- WHAT YOU NEED TO DO
Where an entry contains an image, leave the image out; restate everything else exactly.

Segment Start: PROVIDED DATA

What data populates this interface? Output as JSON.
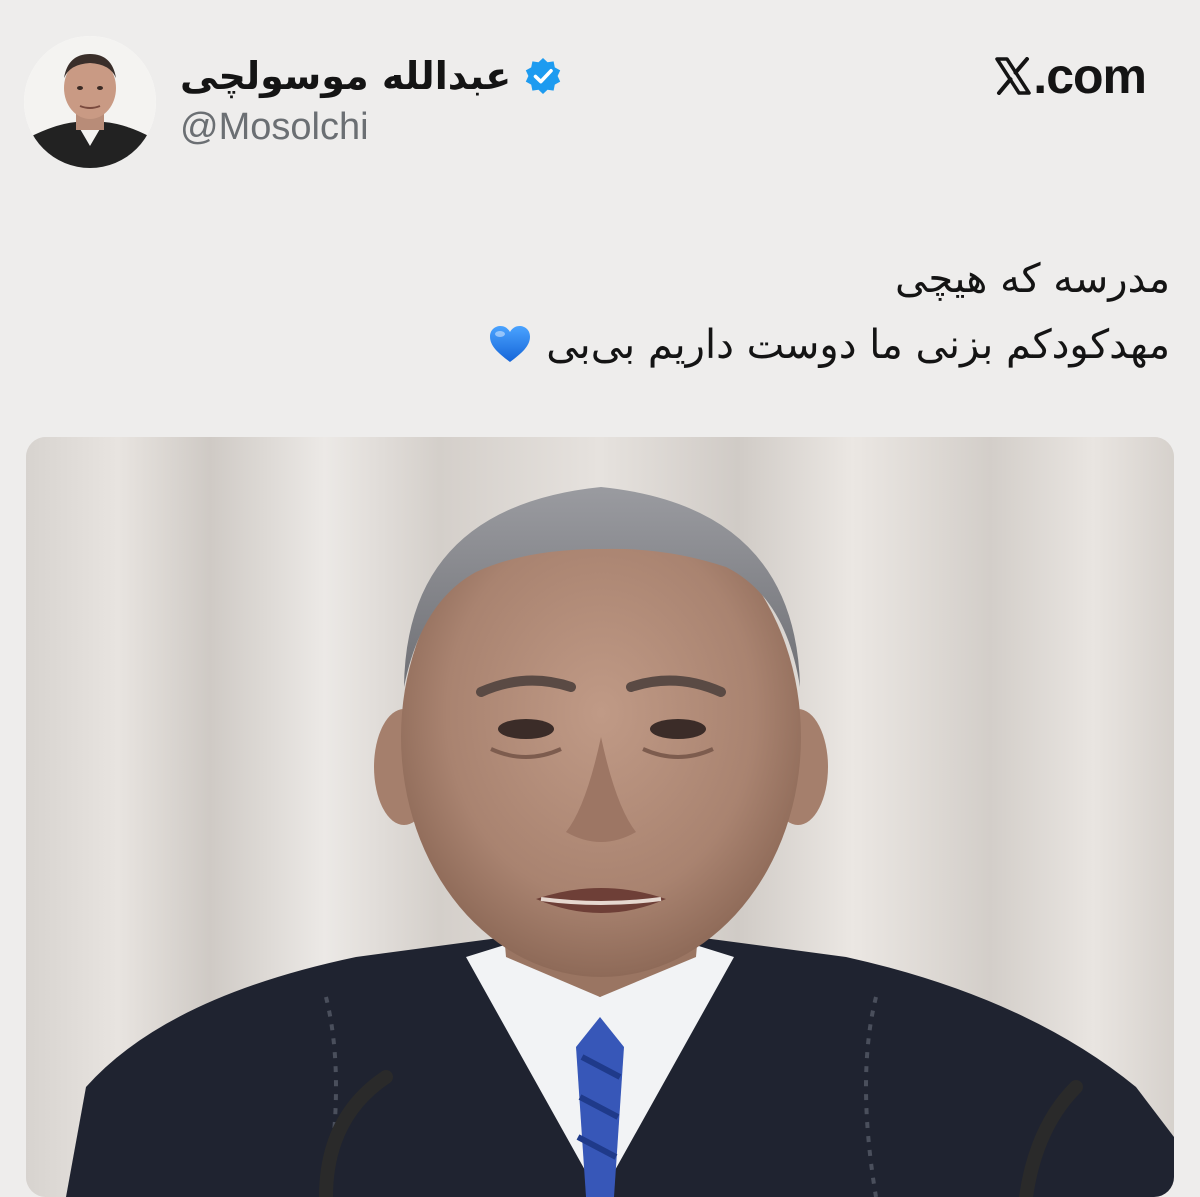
{
  "tweet": {
    "author": {
      "display_name": "عبدالله موسولچی",
      "handle": "@Mosolchi",
      "verified": true,
      "verified_icon": "verified-badge-icon",
      "avatar_icon": "user-avatar"
    },
    "brand": {
      "label": ".com",
      "logo_icon": "x-logo-icon"
    },
    "text_lines": [
      "مدرسه که هیچی",
      "مهدکودکم بزنی ما دوست داریم بی‌بی"
    ],
    "emoji": {
      "icon": "blue-heart-icon",
      "color": "#1e7fe8"
    },
    "media": {
      "type": "photo",
      "icon": "photo-of-man-in-suit"
    }
  },
  "colors": {
    "background": "#eeedec",
    "text": "#141414",
    "handle": "#6b6f73",
    "verified": "#1d9bf0"
  }
}
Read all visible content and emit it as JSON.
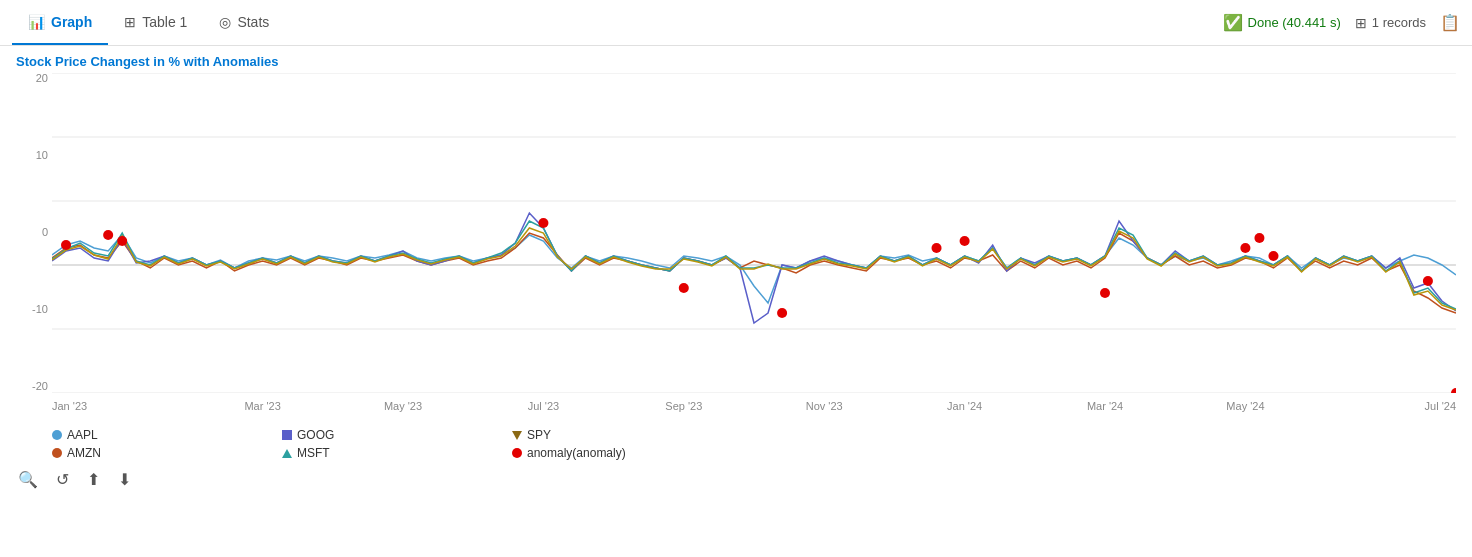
{
  "tabs": [
    {
      "id": "graph",
      "label": "Graph",
      "icon": "📊",
      "active": true
    },
    {
      "id": "table1",
      "label": "Table 1",
      "icon": "⊞",
      "active": false
    },
    {
      "id": "stats",
      "label": "Stats",
      "icon": "◎",
      "active": false
    }
  ],
  "status": {
    "done_label": "Done (40.441 s)",
    "records_label": "1 records"
  },
  "chart": {
    "title": "Stock Price Changest in % with Anomalies",
    "y_labels": [
      "20",
      "10",
      "0",
      "-10",
      "-20"
    ],
    "x_labels": [
      "Jan '23",
      "Mar '23",
      "May '23",
      "Jul '23",
      "Sep '23",
      "Nov '23",
      "Jan '24",
      "Mar '24",
      "May '24",
      "Jul '24"
    ]
  },
  "legend": {
    "row1": [
      {
        "type": "dot",
        "color": "#4e9fd4",
        "label": "AAPL"
      },
      {
        "type": "square",
        "color": "#5a5fc9",
        "label": "GOOG"
      },
      {
        "type": "triangle",
        "color": "#8B6914",
        "label": "SPY"
      }
    ],
    "row2": [
      {
        "type": "dot",
        "color": "#c0501e",
        "label": "AMZN"
      },
      {
        "type": "triangle_up",
        "color": "#2ca0a0",
        "label": "MSFT"
      },
      {
        "type": "dot",
        "color": "#e30000",
        "label": "anomaly(anomaly)"
      }
    ]
  },
  "toolbar": {
    "buttons": [
      "🔍",
      "↺",
      "⬆",
      "⬇"
    ]
  }
}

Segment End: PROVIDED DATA

- ANSWER FOR THIS EXERCISE
What data populates this interface? Output as JSON.
{
  "tweet": {
    "author": {
      "display_name": "عبدالله موسولچی",
      "handle": "@Mosolchi",
      "verified": true,
      "verified_icon": "verified-badge-icon",
      "avatar_icon": "user-avatar"
    },
    "brand": {
      "label": ".com",
      "logo_icon": "x-logo-icon"
    },
    "text_lines": [
      "مدرسه که هیچی",
      "مهدکودکم بزنی ما دوست داریم بی‌بی"
    ],
    "emoji": {
      "icon": "blue-heart-icon",
      "color": "#1e7fe8"
    },
    "media": {
      "type": "photo",
      "icon": "photo-of-man-in-suit"
    }
  },
  "colors": {
    "background": "#eeedec",
    "text": "#141414",
    "handle": "#6b6f73",
    "verified": "#1d9bf0"
  }
}
Read all visible content and emit it as JSON.
{
  "tabs": [
    {
      "id": "graph",
      "label": "Graph",
      "icon": "📊",
      "active": true
    },
    {
      "id": "table1",
      "label": "Table 1",
      "icon": "⊞",
      "active": false
    },
    {
      "id": "stats",
      "label": "Stats",
      "icon": "◎",
      "active": false
    }
  ],
  "status": {
    "done_label": "Done (40.441 s)",
    "records_label": "1 records"
  },
  "chart": {
    "title": "Stock Price Changest in % with Anomalies",
    "y_labels": [
      "20",
      "10",
      "0",
      "-10",
      "-20"
    ],
    "x_labels": [
      "Jan '23",
      "Mar '23",
      "May '23",
      "Jul '23",
      "Sep '23",
      "Nov '23",
      "Jan '24",
      "Mar '24",
      "May '24",
      "Jul '24"
    ]
  },
  "legend": {
    "row1": [
      {
        "type": "dot",
        "color": "#4e9fd4",
        "label": "AAPL"
      },
      {
        "type": "square",
        "color": "#5a5fc9",
        "label": "GOOG"
      },
      {
        "type": "triangle",
        "color": "#8B6914",
        "label": "SPY"
      }
    ],
    "row2": [
      {
        "type": "dot",
        "color": "#c0501e",
        "label": "AMZN"
      },
      {
        "type": "triangle_up",
        "color": "#2ca0a0",
        "label": "MSFT"
      },
      {
        "type": "dot",
        "color": "#e30000",
        "label": "anomaly(anomaly)"
      }
    ]
  },
  "toolbar": {
    "buttons": [
      "🔍",
      "↺",
      "⬆",
      "⬇"
    ]
  }
}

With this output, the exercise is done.